Data records
◇ ◇ ◇

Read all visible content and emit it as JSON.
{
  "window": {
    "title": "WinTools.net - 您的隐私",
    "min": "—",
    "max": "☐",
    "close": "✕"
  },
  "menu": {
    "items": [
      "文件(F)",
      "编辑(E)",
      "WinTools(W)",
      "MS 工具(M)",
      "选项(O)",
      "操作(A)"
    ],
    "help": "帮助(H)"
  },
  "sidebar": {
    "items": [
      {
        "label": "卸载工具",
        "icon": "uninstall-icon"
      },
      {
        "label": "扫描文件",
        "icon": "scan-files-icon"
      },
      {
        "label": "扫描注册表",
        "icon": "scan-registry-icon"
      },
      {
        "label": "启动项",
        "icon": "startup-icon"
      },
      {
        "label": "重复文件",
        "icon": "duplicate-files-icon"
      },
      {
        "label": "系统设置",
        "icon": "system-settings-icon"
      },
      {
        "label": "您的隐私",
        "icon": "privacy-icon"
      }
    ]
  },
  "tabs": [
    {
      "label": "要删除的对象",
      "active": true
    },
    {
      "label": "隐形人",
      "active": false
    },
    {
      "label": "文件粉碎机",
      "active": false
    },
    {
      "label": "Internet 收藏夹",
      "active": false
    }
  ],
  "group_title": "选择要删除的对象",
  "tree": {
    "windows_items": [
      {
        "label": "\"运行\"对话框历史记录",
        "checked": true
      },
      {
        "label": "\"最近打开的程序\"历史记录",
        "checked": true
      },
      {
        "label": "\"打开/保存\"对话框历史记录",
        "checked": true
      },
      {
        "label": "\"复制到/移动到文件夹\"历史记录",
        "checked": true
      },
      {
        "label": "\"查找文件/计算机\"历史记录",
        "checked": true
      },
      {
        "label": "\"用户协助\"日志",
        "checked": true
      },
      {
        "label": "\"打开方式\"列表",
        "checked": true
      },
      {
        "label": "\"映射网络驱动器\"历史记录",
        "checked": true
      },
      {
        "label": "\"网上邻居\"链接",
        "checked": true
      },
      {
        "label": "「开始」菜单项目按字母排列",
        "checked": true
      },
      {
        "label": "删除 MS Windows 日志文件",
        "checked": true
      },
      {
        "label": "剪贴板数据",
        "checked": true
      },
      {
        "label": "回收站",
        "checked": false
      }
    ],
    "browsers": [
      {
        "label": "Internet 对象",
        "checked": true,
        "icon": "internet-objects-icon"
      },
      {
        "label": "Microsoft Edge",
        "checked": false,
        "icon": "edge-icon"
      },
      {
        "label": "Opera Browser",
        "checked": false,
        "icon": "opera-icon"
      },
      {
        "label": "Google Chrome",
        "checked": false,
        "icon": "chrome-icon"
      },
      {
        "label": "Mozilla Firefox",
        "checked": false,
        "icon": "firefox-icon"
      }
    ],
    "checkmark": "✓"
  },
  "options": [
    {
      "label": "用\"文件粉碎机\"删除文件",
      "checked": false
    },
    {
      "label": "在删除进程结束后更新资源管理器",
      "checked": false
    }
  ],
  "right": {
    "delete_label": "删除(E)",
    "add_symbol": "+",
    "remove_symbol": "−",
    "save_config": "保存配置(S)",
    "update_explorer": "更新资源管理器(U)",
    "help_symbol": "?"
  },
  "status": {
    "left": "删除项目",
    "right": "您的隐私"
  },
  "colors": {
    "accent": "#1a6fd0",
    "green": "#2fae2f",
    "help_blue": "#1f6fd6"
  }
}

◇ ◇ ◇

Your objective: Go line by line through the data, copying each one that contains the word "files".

Answer to this task:
        "icon": "scan-files-icon"
        "icon": "duplicate-files-icon"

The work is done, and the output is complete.